→ EXERCISE
Each line below that holds the string "icon" counts once; report the total and nothing else.

→ EXTRACTED DATA
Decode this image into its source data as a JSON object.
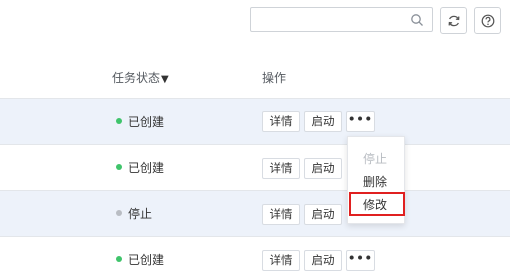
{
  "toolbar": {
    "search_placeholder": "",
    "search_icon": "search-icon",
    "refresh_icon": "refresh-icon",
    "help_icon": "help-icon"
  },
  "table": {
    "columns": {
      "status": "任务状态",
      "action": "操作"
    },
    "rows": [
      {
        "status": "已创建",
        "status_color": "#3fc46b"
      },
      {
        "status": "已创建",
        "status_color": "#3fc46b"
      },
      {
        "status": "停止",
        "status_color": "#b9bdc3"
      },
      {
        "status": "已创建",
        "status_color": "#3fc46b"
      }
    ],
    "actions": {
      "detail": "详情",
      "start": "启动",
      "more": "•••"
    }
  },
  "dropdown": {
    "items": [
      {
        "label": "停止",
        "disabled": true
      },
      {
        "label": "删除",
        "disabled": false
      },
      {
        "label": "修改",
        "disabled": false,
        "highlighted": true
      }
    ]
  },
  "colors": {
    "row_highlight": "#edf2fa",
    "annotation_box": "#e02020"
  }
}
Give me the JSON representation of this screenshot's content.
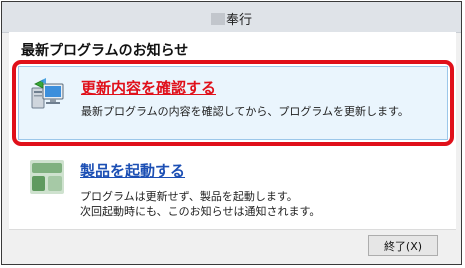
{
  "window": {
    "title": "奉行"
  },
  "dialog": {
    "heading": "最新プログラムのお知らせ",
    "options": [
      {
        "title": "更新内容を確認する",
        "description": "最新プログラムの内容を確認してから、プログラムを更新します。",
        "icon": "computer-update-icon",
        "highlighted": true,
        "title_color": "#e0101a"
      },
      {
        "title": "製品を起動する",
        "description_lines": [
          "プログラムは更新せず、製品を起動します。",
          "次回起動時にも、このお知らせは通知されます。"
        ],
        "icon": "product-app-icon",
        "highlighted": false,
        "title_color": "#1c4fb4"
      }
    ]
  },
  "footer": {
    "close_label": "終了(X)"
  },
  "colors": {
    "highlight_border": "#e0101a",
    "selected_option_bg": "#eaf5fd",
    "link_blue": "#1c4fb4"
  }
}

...

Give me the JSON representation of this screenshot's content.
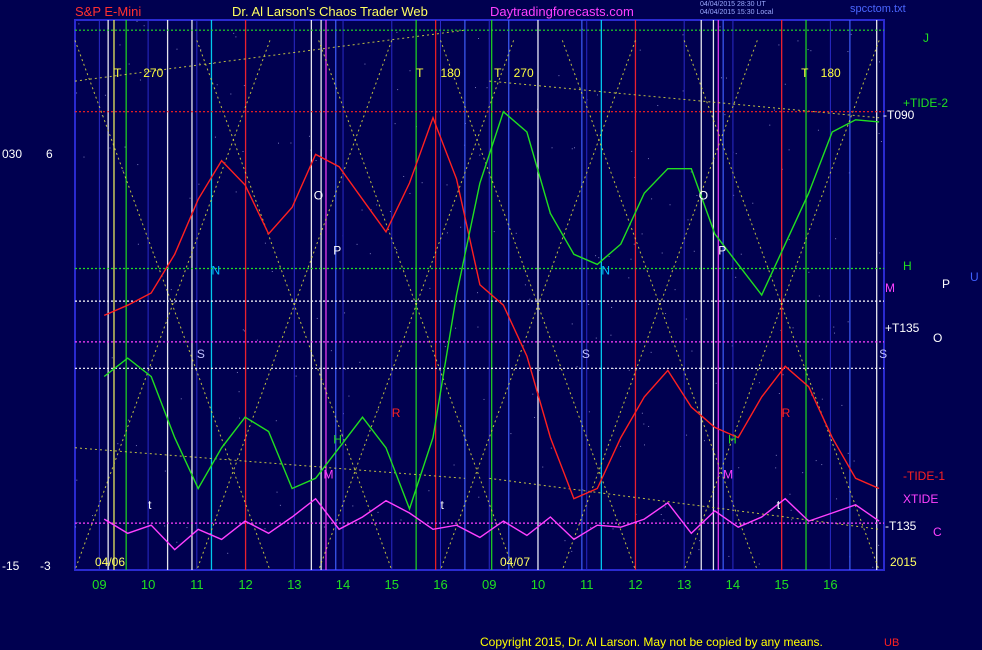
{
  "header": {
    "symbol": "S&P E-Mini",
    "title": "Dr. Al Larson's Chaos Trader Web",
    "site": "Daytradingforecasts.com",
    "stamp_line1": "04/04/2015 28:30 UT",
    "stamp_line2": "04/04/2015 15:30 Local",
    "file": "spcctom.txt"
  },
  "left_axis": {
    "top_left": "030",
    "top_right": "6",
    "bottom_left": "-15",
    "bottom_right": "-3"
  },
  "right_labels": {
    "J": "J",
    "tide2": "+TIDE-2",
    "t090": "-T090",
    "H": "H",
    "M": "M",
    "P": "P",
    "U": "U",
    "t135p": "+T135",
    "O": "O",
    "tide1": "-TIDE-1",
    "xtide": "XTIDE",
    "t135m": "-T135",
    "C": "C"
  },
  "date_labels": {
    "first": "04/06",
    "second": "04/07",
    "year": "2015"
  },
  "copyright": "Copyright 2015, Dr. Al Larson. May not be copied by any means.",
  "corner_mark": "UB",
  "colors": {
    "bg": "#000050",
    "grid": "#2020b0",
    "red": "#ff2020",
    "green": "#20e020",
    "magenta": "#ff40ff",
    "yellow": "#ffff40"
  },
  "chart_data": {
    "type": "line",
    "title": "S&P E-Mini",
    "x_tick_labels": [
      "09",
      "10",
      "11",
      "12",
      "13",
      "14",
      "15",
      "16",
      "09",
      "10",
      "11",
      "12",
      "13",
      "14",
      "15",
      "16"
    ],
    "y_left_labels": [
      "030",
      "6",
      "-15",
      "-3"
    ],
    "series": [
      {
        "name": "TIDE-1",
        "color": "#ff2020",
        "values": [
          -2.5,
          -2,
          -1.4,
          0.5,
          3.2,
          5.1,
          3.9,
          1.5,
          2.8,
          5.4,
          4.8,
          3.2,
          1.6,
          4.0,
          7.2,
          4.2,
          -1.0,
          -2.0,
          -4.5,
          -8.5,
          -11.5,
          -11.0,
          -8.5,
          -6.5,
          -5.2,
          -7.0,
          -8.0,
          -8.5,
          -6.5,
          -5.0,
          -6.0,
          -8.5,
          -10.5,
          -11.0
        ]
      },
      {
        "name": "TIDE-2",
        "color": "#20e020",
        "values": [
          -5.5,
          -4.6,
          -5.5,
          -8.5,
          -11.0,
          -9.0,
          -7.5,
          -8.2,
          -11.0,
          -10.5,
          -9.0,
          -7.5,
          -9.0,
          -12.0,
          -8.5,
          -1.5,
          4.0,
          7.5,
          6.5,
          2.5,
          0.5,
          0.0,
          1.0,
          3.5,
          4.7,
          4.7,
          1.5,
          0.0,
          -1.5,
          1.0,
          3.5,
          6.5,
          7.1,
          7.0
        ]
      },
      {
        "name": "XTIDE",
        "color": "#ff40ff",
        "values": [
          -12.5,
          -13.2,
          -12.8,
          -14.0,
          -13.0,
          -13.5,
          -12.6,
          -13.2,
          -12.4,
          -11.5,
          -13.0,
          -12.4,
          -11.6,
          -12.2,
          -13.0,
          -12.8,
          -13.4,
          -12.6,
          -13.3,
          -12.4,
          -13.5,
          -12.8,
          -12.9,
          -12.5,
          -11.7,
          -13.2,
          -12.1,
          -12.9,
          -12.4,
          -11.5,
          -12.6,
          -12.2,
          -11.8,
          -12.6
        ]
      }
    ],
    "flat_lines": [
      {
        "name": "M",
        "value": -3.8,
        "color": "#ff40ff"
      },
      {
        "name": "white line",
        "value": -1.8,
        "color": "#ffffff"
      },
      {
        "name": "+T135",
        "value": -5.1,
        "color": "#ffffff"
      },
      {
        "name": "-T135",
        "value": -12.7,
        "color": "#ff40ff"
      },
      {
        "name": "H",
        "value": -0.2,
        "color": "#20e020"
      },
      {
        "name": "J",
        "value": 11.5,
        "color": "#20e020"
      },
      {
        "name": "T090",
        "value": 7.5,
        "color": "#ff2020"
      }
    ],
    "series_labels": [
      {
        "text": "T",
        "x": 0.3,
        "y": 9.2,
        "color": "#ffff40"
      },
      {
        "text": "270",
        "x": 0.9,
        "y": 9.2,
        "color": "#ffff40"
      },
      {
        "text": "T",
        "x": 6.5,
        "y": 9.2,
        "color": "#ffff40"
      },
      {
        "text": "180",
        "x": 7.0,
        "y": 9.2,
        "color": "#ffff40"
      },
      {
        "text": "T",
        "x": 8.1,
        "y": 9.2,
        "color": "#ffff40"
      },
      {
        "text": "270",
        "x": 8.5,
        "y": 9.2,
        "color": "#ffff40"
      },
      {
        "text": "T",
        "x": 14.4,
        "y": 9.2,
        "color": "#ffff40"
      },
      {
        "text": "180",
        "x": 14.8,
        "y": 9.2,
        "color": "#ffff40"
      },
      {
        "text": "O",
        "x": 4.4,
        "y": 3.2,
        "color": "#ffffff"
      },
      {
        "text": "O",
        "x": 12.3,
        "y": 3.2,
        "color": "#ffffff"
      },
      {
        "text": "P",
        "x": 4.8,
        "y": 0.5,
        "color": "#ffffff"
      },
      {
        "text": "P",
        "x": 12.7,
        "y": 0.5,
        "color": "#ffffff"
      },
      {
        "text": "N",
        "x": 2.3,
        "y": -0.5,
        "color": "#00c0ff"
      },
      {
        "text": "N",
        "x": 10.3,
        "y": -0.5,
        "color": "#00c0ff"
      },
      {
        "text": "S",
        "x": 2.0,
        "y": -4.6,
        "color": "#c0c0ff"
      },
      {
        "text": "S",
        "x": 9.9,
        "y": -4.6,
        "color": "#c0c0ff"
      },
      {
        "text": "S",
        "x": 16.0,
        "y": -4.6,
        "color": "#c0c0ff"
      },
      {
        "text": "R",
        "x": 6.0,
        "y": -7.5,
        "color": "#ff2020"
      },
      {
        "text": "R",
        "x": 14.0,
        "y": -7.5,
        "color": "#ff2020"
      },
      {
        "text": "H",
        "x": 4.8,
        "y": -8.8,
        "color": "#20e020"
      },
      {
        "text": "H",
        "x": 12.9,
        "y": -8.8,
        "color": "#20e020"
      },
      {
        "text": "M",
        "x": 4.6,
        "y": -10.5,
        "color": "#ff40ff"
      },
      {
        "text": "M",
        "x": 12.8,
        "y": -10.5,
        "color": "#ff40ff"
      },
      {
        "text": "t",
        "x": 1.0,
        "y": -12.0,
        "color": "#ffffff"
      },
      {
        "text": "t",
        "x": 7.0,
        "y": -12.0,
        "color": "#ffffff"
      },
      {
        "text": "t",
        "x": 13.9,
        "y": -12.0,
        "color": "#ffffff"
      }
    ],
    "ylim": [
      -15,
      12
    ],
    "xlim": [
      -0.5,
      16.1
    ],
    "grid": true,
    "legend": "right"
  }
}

→ TASK OUTPUT
5